Pennsylvania is “health care rich and public health poor.” I found this succinct phrase in a 2008 collection of academic articles on Pennsylvania public health policy. The editor described how we are richly supplied with hospital beds and physicians, ranking in the top 10 in the United States, and spend way more than other states our size on health care.
Lancaster County certainly has excellent hospital capacity. Yet at the same time, Pennsylvania ranks at the bottom nationally in public health workers. The state’s public health system was described as woefully inadequate by experts in 2008, and has only been further hollowed out a dozen years later. These realities, combined with the COVID-19 pandemic, are finally driving a groundswell of support to start our own local public health department.
Underfunding public health is easy to do, because when it’s working — i.e., keeping bad things from happening — it’s not all that visible. When there are prevention gaps that will eventually prove expensive and damaging, like silently spreading viral hepatitis or HIV, or farm families unknowingly drinking from wells contaminated with pesticides, the costs are kicked down the road to future taxpayers.
Our public discourse over the past year has, more than ever, acknowledged the painful reality of systemic disparities: that those injured tend to be the most marginalized citizens. They are disproportionately our Black and Hispanic neighbors, our low-wage “essential” workers, or the elderly, the poor, the incarcerated, those experiencing homelessness and those with disabilities.
As a policy researcher studying the drug overdose crisis, as well as someone whose previous career in pharmaceutical sales placed me smack in its trajectory, I’m a bit shocked: Why are so few local policymakers talking about this other epidemic in terms of county public health needs? The deaths of 840,000 Americans since 1999 is a public health disaster that is getting worse. The Centers for Disease Control and Prevention reported a 22% increase in Pennsylvania deaths in the most recent 12-month provisional data. Preventable deaths. All public health policy failures.
While some of these policies must be changed on a federal level, there is plenty we can do here. A Pennsylvania judge explained presciently in 2008 why legislators must act to fix our scattered and confusing public health laws before a devastating infectious outbreak or pandemic, reviewing exactly where the statutes are outdated or conflicting. Sadly, we did not follow that advice.
Updating public health laws, in a bipartisan, carefully considered, cohesive way, will serve us better than the current rushed effort to pass a constitutional amendment focused just on disaster declarations. At least this is what we would do if the motivation for change was not simply political haymaking, but truly to improve governance.
In the 2008 journal, another article describes the last time a county public health department was studied in Lancaster County and three neighboring counties. After three years of work, faculty from Drexel’s School of Public Health concluded that starting a county public health office could be done at a reasonable cost to local taxpayers, with varying levels of staffing, based on local needs and funding decisions. Yet their reports gathered dust. Their recommendations were not implemented.

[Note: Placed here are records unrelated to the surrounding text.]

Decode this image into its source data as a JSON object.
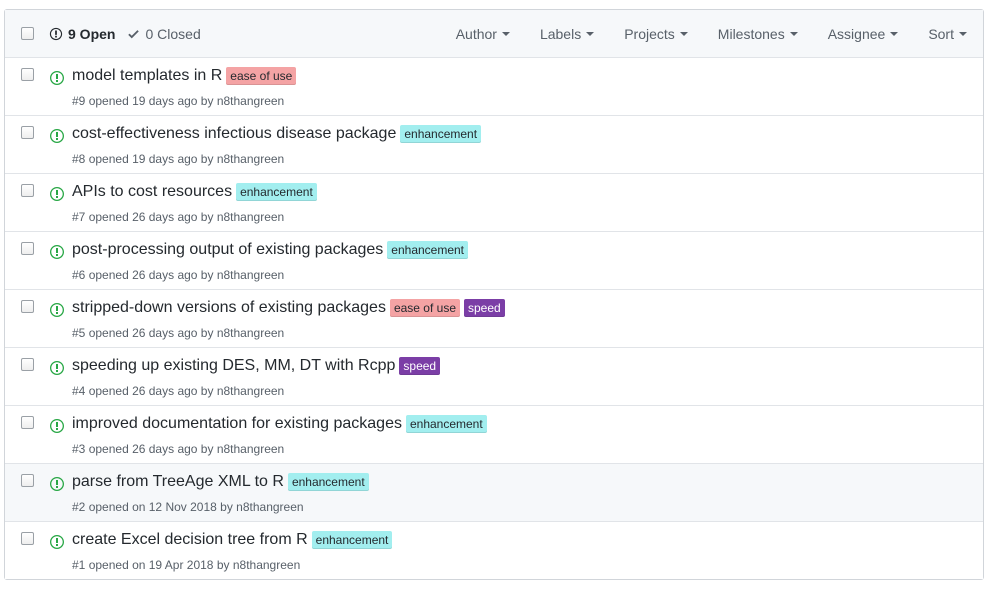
{
  "header": {
    "open_label": "9 Open",
    "closed_label": "0 Closed",
    "filters": [
      "Author",
      "Labels",
      "Projects",
      "Milestones",
      "Assignee",
      "Sort"
    ]
  },
  "label_colors": {
    "ease of use": {
      "bg": "#f4a3a4",
      "fg": "#24292e"
    },
    "enhancement": {
      "bg": "#a2eeef",
      "fg": "#24292e"
    },
    "speed": {
      "bg": "#7b3ea6",
      "fg": "#ffffff"
    }
  },
  "icon_color": "#28a745",
  "issues": [
    {
      "title": "model templates in R",
      "labels": [
        "ease of use"
      ],
      "number": "#9",
      "opened": "opened 19 days ago by",
      "author": "n8thangreen"
    },
    {
      "title": "cost-effectiveness infectious disease package",
      "labels": [
        "enhancement"
      ],
      "number": "#8",
      "opened": "opened 19 days ago by",
      "author": "n8thangreen"
    },
    {
      "title": "APIs to cost resources",
      "labels": [
        "enhancement"
      ],
      "number": "#7",
      "opened": "opened 26 days ago by",
      "author": "n8thangreen"
    },
    {
      "title": "post-processing output of existing packages",
      "labels": [
        "enhancement"
      ],
      "number": "#6",
      "opened": "opened 26 days ago by",
      "author": "n8thangreen"
    },
    {
      "title": "stripped-down versions of existing packages",
      "labels": [
        "ease of use",
        "speed"
      ],
      "number": "#5",
      "opened": "opened 26 days ago by",
      "author": "n8thangreen"
    },
    {
      "title": "speeding up existing DES, MM, DT with Rcpp",
      "labels": [
        "speed"
      ],
      "number": "#4",
      "opened": "opened 26 days ago by",
      "author": "n8thangreen"
    },
    {
      "title": "improved documentation for existing packages",
      "labels": [
        "enhancement"
      ],
      "number": "#3",
      "opened": "opened 26 days ago by",
      "author": "n8thangreen"
    },
    {
      "title": "parse from TreeAge XML to R",
      "labels": [
        "enhancement"
      ],
      "number": "#2",
      "opened": "opened on 12 Nov 2018 by",
      "author": "n8thangreen",
      "hover": true
    },
    {
      "title": "create Excel decision tree from R",
      "labels": [
        "enhancement"
      ],
      "number": "#1",
      "opened": "opened on 19 Apr 2018 by",
      "author": "n8thangreen"
    }
  ]
}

Then, as now, some naysayers believed local public health offices are duplicating public health responsibilities at the state agency level. This argument reveals a misunderstanding of best practices in public health, which require a network of both state-level and local-level offices. In fact, absent a well-coordinated local, state and federal health structure, studies show that citizens receive poor or confusing communication during outbreaks and emergencies; have more difficulty in accessing preventive health information; and pay a price for missed collection and analysis of vital surveillance data. We have experienced the truth of this ourselves in this pandemic.
Having a local public health authority would have allowed some county officials to access confidential data during the earliest COVID-19 outbreaks last spring. We could centrally collect data from numerous hospital and pharmacy vaccinators, many of whom have been failing to record vital indicators like race and ethnicity.

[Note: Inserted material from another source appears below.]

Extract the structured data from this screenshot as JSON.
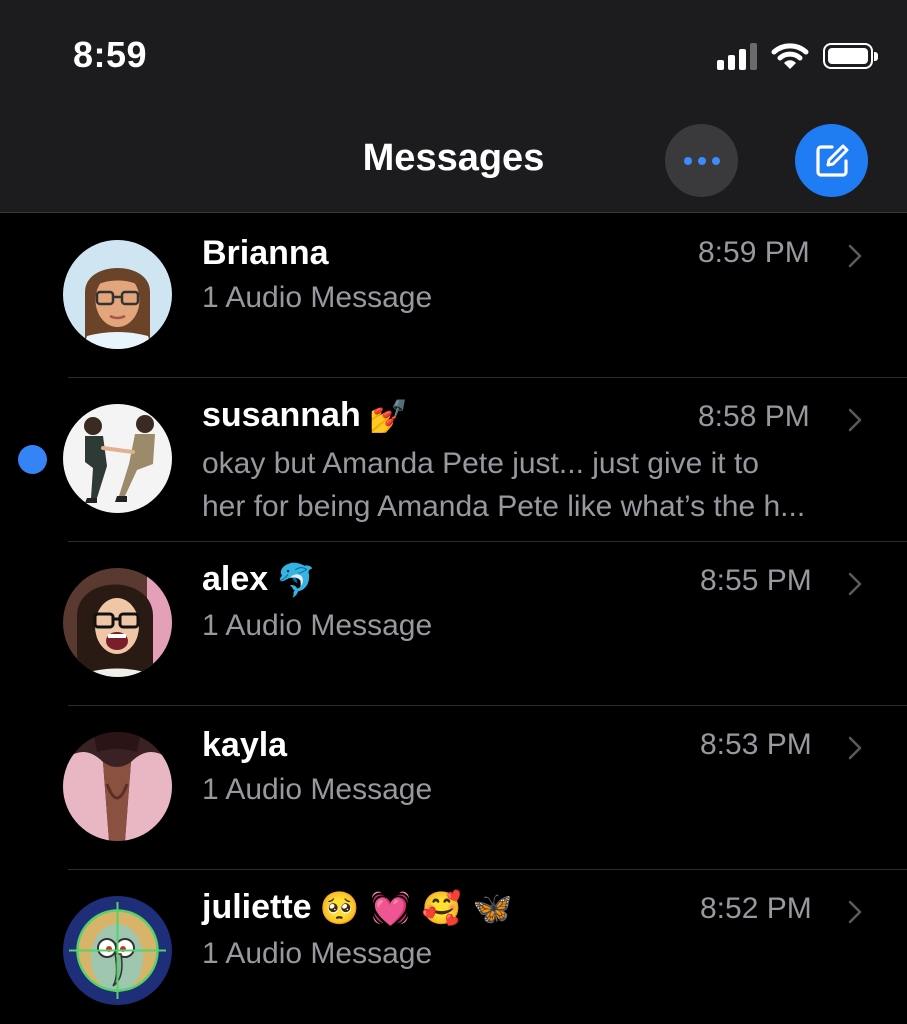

Don’t we often demand more local control? This is what we would gain by administering our own public health hub locally. Attempting to outsource this work to private entities does not solve the data-sharing challenges; in fact, it can make them worse.
Oddly, the feared expansion of “big government” doesn’t seem to be a problem when it comes to more visible types of public services. Our tax dollars also fund a large state police force. Yet half of the municipalities in Pennsylvania, including all of the populous ones, still fund their own law enforcement services. Why do we see the need for both local and state levels of law enforcement services, but not a similar structure for health prevention services? Is it because they aren’t duplicative, but collaborative?
And finally, why waste time and energy on another commission or task force first? Let’s start implementation now. We can advocate at the same time to strengthen state-level public health, to include funding for regional and locally administered offices, and also commit to finally updating outdated state laws and regulations.
Use our grief at the lives lost during both the COVID-19 pandemic and the drug overdose epidemic to fuel our persistence. This is the time.
Gail Groves Scott is an opioid policy researcher, public health advocate and doctoral student who holds a master’s degree in public health. She resides in Lancaster.